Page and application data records
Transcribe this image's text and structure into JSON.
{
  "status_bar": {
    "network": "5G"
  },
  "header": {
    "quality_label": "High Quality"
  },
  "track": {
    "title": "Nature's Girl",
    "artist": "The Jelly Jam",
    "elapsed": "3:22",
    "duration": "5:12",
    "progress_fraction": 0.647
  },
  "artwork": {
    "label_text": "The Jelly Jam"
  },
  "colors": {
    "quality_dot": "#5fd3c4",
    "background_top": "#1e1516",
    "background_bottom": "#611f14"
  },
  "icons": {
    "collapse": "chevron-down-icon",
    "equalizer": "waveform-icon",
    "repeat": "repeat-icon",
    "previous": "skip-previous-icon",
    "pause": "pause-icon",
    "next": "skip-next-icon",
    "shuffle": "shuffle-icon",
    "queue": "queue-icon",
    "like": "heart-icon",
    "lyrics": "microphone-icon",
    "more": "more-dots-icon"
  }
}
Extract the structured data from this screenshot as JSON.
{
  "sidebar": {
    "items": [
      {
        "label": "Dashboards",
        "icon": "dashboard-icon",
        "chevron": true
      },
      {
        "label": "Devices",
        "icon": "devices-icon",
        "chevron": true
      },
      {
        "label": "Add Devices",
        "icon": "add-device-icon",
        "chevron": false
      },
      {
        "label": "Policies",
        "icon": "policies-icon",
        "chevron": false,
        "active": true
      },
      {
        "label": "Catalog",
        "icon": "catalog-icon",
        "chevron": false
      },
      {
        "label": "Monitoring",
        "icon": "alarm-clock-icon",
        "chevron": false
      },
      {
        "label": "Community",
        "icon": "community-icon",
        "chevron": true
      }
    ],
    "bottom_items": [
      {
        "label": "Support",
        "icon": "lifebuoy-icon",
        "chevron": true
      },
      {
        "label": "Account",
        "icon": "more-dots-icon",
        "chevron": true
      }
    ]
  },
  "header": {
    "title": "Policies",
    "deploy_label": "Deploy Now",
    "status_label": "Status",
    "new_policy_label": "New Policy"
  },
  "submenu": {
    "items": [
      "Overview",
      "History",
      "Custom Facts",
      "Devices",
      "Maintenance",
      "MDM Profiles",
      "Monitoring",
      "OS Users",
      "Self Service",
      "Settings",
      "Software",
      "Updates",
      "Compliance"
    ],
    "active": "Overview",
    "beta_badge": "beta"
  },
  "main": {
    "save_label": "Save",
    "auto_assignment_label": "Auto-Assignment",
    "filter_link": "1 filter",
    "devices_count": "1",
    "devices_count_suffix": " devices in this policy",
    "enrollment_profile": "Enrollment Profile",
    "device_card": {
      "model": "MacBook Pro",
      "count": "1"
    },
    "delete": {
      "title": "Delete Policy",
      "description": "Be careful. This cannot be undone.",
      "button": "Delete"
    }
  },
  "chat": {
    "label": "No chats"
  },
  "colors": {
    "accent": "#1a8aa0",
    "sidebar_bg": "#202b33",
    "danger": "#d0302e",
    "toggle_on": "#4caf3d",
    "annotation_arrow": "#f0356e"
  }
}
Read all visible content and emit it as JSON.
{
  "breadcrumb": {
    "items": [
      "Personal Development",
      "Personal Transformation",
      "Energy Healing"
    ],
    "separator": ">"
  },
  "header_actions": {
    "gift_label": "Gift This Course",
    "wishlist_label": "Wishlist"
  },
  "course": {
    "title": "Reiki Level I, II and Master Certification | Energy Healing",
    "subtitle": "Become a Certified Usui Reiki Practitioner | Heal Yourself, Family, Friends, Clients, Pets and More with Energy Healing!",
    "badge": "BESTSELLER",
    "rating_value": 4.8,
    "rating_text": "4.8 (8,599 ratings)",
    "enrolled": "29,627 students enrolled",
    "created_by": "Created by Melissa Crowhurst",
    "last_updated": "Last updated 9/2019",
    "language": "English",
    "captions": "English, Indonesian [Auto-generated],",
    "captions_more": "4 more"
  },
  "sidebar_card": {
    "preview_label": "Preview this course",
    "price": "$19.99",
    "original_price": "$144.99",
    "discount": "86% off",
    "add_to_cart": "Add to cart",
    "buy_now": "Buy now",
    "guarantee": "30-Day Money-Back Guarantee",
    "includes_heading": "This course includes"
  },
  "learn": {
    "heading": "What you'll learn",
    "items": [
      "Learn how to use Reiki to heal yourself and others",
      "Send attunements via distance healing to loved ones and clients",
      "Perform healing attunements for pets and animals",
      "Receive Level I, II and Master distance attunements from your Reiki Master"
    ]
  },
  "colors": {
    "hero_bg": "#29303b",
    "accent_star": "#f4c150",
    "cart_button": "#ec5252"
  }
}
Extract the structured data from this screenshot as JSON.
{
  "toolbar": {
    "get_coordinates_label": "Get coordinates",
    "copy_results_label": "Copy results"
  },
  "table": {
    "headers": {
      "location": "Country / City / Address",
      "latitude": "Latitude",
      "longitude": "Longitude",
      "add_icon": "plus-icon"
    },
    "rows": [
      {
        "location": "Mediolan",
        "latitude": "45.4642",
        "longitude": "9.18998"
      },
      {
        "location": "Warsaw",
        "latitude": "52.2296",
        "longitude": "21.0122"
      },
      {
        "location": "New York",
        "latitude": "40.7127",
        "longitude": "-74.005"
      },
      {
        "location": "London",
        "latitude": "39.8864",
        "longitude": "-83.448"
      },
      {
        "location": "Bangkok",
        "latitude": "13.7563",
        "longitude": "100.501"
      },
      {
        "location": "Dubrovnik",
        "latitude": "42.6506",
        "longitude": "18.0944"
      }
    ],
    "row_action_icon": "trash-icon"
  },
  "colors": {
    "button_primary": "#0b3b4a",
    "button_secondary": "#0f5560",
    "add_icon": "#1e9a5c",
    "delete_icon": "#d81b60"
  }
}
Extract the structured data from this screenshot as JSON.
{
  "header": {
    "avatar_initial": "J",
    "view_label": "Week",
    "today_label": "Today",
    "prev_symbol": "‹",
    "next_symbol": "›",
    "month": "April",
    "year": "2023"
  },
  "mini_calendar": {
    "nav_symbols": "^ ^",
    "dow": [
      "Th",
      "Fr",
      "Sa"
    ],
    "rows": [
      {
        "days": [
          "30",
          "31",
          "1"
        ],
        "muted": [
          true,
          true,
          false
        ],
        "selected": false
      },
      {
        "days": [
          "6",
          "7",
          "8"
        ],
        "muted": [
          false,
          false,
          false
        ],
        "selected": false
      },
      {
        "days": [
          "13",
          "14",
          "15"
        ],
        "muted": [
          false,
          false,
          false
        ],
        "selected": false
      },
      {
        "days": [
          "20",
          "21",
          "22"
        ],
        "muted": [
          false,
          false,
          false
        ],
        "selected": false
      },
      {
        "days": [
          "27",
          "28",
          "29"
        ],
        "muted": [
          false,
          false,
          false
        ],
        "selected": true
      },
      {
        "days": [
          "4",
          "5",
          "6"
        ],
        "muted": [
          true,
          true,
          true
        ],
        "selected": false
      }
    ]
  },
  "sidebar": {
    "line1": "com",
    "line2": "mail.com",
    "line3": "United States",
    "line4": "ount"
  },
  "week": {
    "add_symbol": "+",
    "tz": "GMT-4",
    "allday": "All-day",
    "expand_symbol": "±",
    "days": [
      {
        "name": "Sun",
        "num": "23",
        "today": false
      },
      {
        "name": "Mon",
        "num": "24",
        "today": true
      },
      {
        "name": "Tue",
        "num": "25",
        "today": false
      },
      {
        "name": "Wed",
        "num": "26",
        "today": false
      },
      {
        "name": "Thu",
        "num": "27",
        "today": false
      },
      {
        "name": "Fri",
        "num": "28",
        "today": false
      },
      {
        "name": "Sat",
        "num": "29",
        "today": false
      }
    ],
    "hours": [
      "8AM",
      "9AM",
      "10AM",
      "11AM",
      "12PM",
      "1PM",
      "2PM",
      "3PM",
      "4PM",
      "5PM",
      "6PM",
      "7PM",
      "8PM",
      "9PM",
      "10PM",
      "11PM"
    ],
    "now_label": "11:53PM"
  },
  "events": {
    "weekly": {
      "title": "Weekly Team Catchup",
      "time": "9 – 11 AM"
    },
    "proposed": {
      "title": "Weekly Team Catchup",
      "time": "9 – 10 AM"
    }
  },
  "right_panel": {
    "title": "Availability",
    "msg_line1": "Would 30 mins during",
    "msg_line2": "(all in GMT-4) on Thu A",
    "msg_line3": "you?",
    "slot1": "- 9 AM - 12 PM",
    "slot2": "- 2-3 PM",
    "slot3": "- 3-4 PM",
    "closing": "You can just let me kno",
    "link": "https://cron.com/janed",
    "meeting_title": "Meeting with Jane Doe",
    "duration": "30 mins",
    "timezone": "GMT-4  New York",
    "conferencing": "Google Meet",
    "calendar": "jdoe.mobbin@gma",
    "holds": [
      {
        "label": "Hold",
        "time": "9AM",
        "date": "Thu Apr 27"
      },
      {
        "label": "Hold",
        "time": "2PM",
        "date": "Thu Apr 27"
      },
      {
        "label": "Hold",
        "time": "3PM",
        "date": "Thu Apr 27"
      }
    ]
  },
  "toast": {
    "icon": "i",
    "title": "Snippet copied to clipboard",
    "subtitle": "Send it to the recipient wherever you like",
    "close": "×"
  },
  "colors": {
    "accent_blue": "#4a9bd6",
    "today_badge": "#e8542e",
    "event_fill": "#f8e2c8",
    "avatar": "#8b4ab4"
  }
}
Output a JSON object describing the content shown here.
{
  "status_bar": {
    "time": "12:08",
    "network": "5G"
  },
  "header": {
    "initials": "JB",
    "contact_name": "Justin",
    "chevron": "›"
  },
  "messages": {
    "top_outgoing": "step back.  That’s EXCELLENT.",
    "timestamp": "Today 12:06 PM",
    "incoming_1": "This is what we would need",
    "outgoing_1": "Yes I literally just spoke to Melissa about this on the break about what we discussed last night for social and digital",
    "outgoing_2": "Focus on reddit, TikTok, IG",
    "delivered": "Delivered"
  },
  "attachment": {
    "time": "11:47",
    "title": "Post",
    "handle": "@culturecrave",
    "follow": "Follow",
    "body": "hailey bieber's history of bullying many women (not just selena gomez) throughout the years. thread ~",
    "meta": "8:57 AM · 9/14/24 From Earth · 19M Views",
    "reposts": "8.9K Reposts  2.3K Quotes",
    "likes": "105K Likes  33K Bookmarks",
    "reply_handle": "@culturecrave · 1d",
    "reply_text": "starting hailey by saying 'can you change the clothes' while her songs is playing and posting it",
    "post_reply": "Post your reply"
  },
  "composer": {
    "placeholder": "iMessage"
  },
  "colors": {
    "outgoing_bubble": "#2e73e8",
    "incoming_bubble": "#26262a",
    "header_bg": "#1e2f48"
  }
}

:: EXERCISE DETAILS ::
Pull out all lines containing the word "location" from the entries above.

:: ANSWER BELOW ::
      "location": "Country / City / Address",
        "location": "Mediolan",
        "location": "Warsaw",
        "location": "New York",
        "location": "London",
        "location": "Bangkok",
        "location": "Dubrovnik",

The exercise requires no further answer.